State only how many lines of the records contain the string "Output".

• _DATA FOR REVIEW_
★ ★ ★
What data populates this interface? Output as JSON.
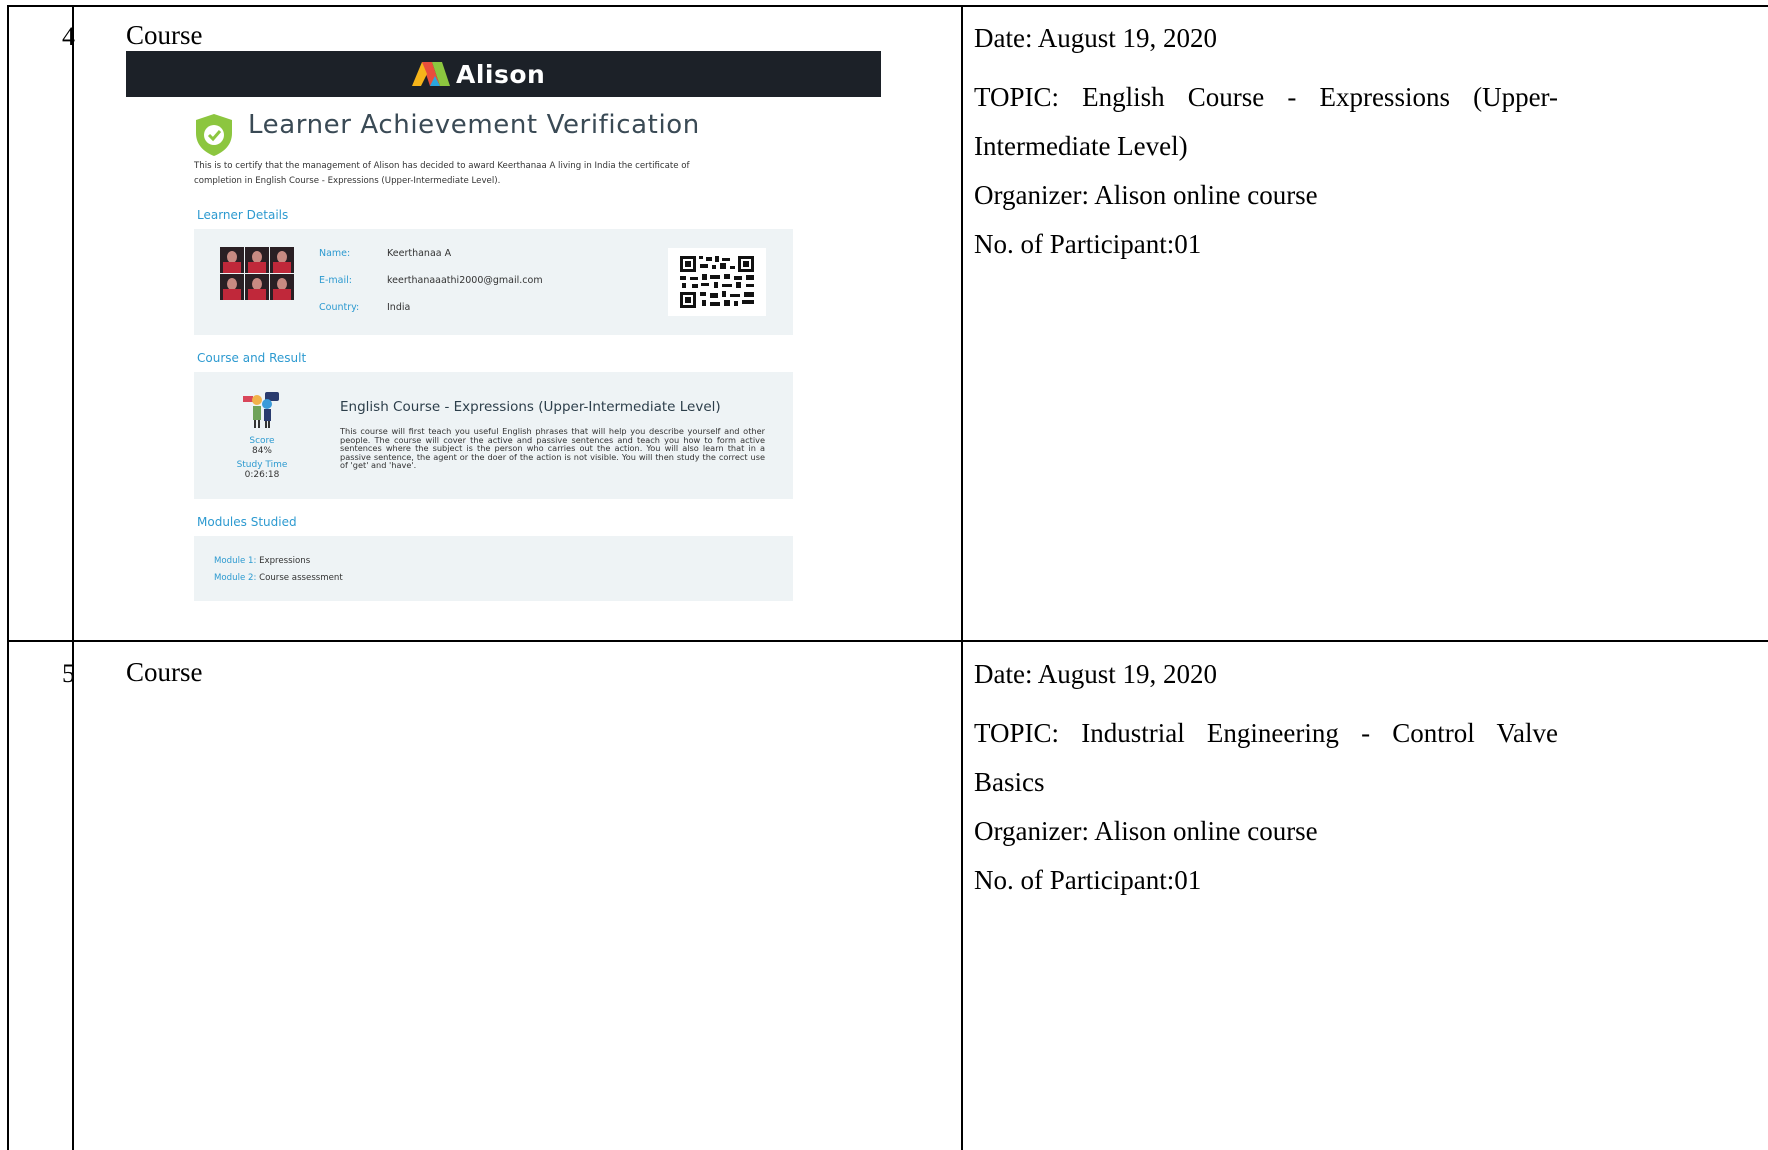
{
  "rows": [
    {
      "number": "4",
      "label": "Course",
      "details": {
        "date": "Date: August 19, 2020",
        "topic_line1": "TOPIC: English Course - Expressions (Upper-",
        "topic_line2": "Intermediate Level)",
        "organizer": "Organizer: Alison online course",
        "participants": "No. of Participant:01"
      }
    },
    {
      "number": "5",
      "label": "Course",
      "details": {
        "date": "Date: August 19, 2020",
        "topic_line1": "TOPIC: Industrial Engineering - Control Valve",
        "topic_line2": "Basics",
        "organizer": "Organizer: Alison online course",
        "participants": "No. of Participant:01"
      }
    }
  ],
  "certificate": {
    "brand": "Alison",
    "title": "Learner Achievement Verification",
    "intro_line1": "This is to certify that the management of Alison has decided to award Keerthanaa A living in India the certificate of",
    "intro_line2": "completion in English Course - Expressions (Upper-Intermediate Level).",
    "learner_details_heading": "Learner Details",
    "name_label": "Name:",
    "name_value": "Keerthanaa A",
    "email_label": "E-mail:",
    "email_value": "keerthanaaathi2000@gmail.com",
    "country_label": "Country:",
    "country_value": "India",
    "course_result_heading": "Course and Result",
    "course_name": "English Course - Expressions (Upper-Intermediate Level)",
    "course_description": "This course will first teach you useful English phrases that will help you describe yourself and other people. The course will cover the active and passive sentences and teach you how to form active sentences where the subject is the person who carries out the action. You will also learn that in a passive sentence, the agent or the doer of the action is not visible. You will then study the correct use of 'get' and 'have'.",
    "score_label": "Score",
    "score_value": "84%",
    "study_time_label": "Study Time",
    "study_time_value": "0:26:18",
    "modules_heading": "Modules Studied",
    "modules": [
      {
        "key": "Module 1:",
        "value": "Expressions"
      },
      {
        "key": "Module 2:",
        "value": "Course assessment"
      }
    ],
    "colors": {
      "accent": "#2d9ad0",
      "header_bar": "#1c2128",
      "panel": "#eef3f5",
      "shield": "#8cc63f"
    }
  }
}
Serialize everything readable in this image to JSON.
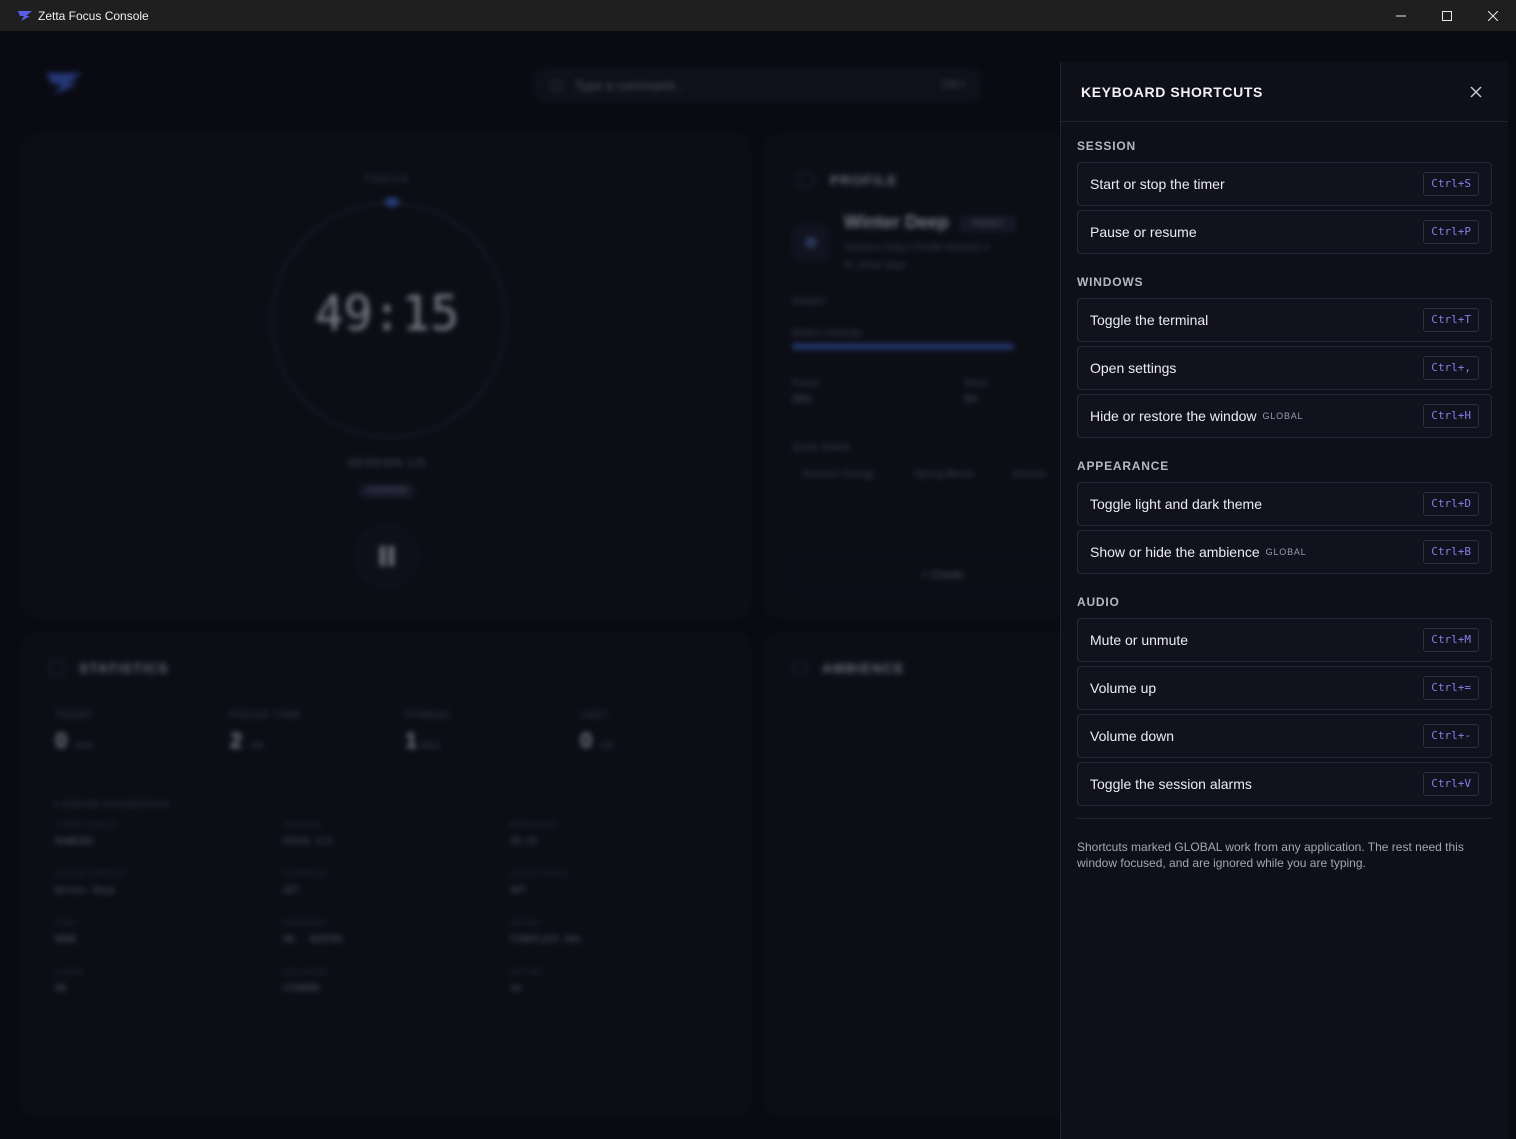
{
  "window": {
    "title": "Zetta Focus Console",
    "controls": {
      "minimize": "—",
      "maximize": "☐",
      "close": "✕"
    }
  },
  "background": {
    "command_placeholder": "Type a command...",
    "command_shortcut": "Ctrl  I",
    "timer": {
      "focus_label": "FOCUS",
      "time": "49:15",
      "session_label": "SESSION 1/3",
      "override_badge": "OVERRIDE"
    },
    "profile": {
      "title": "PROFILE",
      "name": "Winter Deep",
      "badge": "PRESET",
      "meta": "Sessions Today  0    Profile Sessions  4",
      "id": "ID: winter-deep",
      "season_label": "Season",
      "motion_label": "Motion Intensity",
      "focus_label": "Focus",
      "focus_value": "25m",
      "short_label": "Short",
      "short_value": "5m",
      "quick_switch_label": "Quick Switch",
      "chips": [
        "Summer Energy",
        "Spring Bloom",
        "Autumn"
      ],
      "create_label": "+  Create"
    },
    "statistics": {
      "title": "STATISTICS",
      "stats": [
        {
          "label": "TODAY",
          "value": "0",
          "unit": "sess"
        },
        {
          "label": "FOCUS TIME",
          "value": "2",
          "unit": "min"
        },
        {
          "label": "STREAK",
          "value": "1",
          "unit": "days"
        },
        {
          "label": "LAST",
          "value": "0",
          "unit": "min"
        }
      ],
      "diagnostics_title": "▸ ENGINE DIAGNOSTICS",
      "diagnostics": [
        {
          "label": "TIMER STATUS",
          "value": "RUNNING"
        },
        {
          "label": "SESSION",
          "value": "FOCUS 1/3"
        },
        {
          "label": "REMAINING",
          "value": "49:15"
        },
        {
          "label": "ACTIVE PROFILE",
          "value": "Winter Deep"
        },
        {
          "label": "OVERRIDE",
          "value": "SET"
        },
        {
          "label": "STRICT MODE",
          "value": "OFF"
        },
        {
          "label": "TASK",
          "value": "NONE"
        },
        {
          "label": "AMBIENCE",
          "value": "ON · WINTER"
        },
        {
          "label": "SOUND",
          "value": "FIREPLACE 50%"
        },
        {
          "label": "ALARM",
          "value": "ON"
        },
        {
          "label": "DEV MODE",
          "value": "STANDBY"
        },
        {
          "label": "UPTIME",
          "value": "3m"
        }
      ]
    },
    "ambience": {
      "title": "AMBIENCE"
    }
  },
  "shortcuts": {
    "title": "KEYBOARD SHORTCUTS",
    "close_icon": "✕",
    "global_tag": "GLOBAL",
    "sections": [
      {
        "title": "SESSION",
        "items": [
          {
            "label": "Start or stop the timer",
            "keys": "Ctrl+S",
            "global": false
          },
          {
            "label": "Pause or resume",
            "keys": "Ctrl+P",
            "global": false
          }
        ]
      },
      {
        "title": "WINDOWS",
        "items": [
          {
            "label": "Toggle the terminal",
            "keys": "Ctrl+T",
            "global": false
          },
          {
            "label": "Open settings",
            "keys": "Ctrl+,",
            "global": false
          },
          {
            "label": "Hide or restore the window",
            "keys": "Ctrl+H",
            "global": true
          }
        ]
      },
      {
        "title": "APPEARANCE",
        "items": [
          {
            "label": "Toggle light and dark theme",
            "keys": "Ctrl+D",
            "global": false
          },
          {
            "label": "Show or hide the ambience",
            "keys": "Ctrl+B",
            "global": true
          }
        ]
      },
      {
        "title": "AUDIO",
        "items": [
          {
            "label": "Mute or unmute",
            "keys": "Ctrl+M",
            "global": false
          },
          {
            "label": "Volume up",
            "keys": "Ctrl+=",
            "global": false
          },
          {
            "label": "Volume down",
            "keys": "Ctrl+-",
            "global": false
          },
          {
            "label": "Toggle the session alarms",
            "keys": "Ctrl+V",
            "global": false
          }
        ]
      }
    ],
    "footer": "Shortcuts marked GLOBAL work from any application. The rest need this window focused, and are ignored while you are typing."
  },
  "colors": {
    "accent": "#8c7ce8",
    "timer_ring_dot": "#3c6fd8",
    "panel_bg": "#0f0f1a"
  }
}
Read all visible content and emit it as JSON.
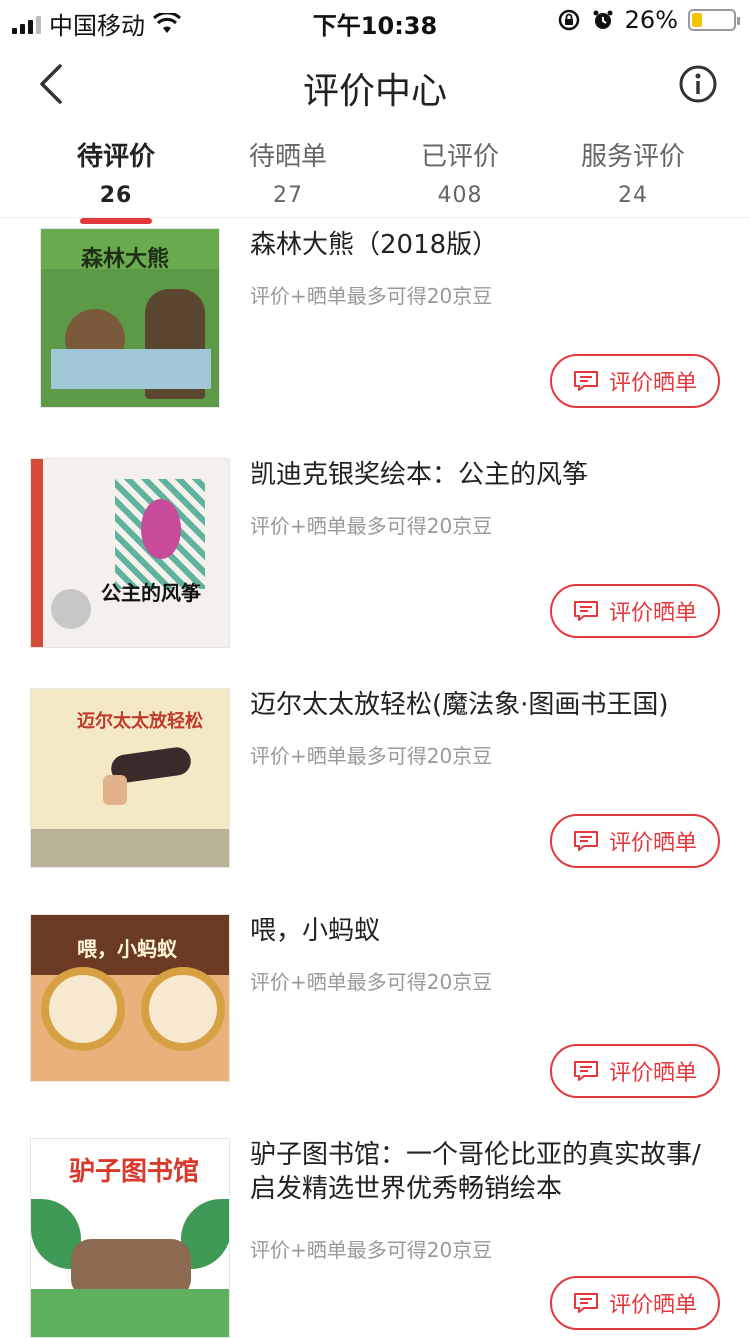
{
  "status": {
    "carrier": "中国移动",
    "time": "下午10:38",
    "battery_percent": "26%",
    "battery_level": 0.26,
    "battery_color": "#f5c400"
  },
  "nav": {
    "title": "评价中心",
    "back_icon": "chevron-left-icon",
    "info_icon": "info-icon"
  },
  "tabs": [
    {
      "label": "待评价",
      "count": "26",
      "active": true
    },
    {
      "label": "待晒单",
      "count": "27",
      "active": false
    },
    {
      "label": "已评价",
      "count": "408",
      "active": false
    },
    {
      "label": "服务评价",
      "count": "24",
      "active": false
    }
  ],
  "accent_color": "#e4393c",
  "items": [
    {
      "name": "森林大熊（2018版）",
      "hint": "评价+晒单最多可得20京豆",
      "button": "评价晒单",
      "cover_text": "森林大熊"
    },
    {
      "name": "凯迪克银奖绘本：公主的风筝",
      "hint": "评价+晒单最多可得20京豆",
      "button": "评价晒单",
      "cover_text": "公主的风筝"
    },
    {
      "name": "迈尔太太放轻松(魔法象·图画书王国)",
      "hint": "评价+晒单最多可得20京豆",
      "button": "评价晒单",
      "cover_text": "迈尔太太放轻松"
    },
    {
      "name": "喂，小蚂蚁",
      "hint": "评价+晒单最多可得20京豆",
      "button": "评价晒单",
      "cover_text": "喂，小蚂蚁"
    },
    {
      "name": "驴子图书馆：一个哥伦比亚的真实故事/启发精选世界优秀畅销绘本",
      "hint": "评价+晒单最多可得20京豆",
      "button": "评价晒单",
      "cover_text": "驴子图书馆"
    }
  ]
}
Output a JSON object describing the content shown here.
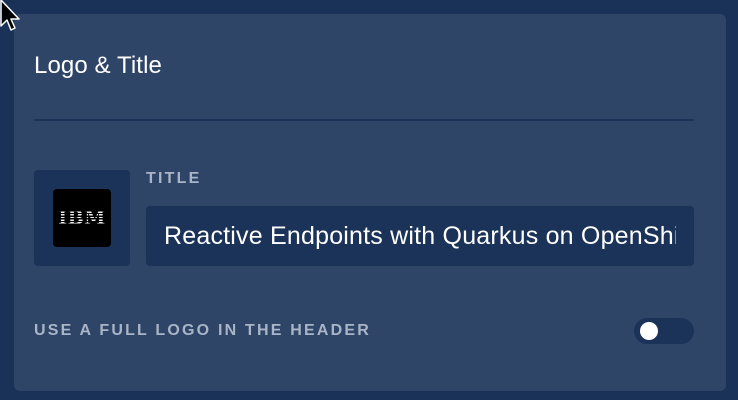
{
  "panel": {
    "title": "Logo & Title"
  },
  "logo": {
    "icon": "ibm-logo",
    "text": "IBM"
  },
  "title_field": {
    "label": "TITLE",
    "value": "Reactive Endpoints with Quarkus on OpenShift"
  },
  "full_logo_toggle": {
    "label": "USE A FULL LOGO IN THE HEADER",
    "enabled": false
  },
  "colors": {
    "background": "#1b3258",
    "panel": "#2f4568",
    "field_background": "#1b3358",
    "label": "#a9b4c6",
    "text": "#ffffff"
  }
}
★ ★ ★
• _RESULT_
2